=== ACTIVITY ===
In the listing below, count the lines that contain the string "JSON", and state that number without further words.
....
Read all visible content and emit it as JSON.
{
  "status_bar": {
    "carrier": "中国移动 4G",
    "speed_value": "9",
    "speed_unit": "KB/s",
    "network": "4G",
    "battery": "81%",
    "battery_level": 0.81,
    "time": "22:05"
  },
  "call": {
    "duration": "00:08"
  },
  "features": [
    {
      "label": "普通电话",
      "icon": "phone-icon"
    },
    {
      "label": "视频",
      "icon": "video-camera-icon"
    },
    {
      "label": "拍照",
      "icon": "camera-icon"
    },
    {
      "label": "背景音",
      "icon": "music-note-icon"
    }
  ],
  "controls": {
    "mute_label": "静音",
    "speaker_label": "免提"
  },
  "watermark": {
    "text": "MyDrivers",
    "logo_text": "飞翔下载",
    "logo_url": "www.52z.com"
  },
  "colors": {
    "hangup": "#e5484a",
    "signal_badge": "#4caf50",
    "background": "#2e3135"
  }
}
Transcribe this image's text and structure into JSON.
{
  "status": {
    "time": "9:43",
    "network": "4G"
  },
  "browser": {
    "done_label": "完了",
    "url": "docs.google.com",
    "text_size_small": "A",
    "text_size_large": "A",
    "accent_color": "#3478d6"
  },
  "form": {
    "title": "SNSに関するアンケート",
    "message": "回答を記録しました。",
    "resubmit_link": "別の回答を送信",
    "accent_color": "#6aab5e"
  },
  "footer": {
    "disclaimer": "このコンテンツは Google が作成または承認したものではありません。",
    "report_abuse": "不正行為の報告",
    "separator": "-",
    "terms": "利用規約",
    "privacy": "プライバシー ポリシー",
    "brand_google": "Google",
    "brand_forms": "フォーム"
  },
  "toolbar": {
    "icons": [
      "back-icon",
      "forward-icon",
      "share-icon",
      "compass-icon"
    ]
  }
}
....
=== REPLY TO THE EXERCISE ===
2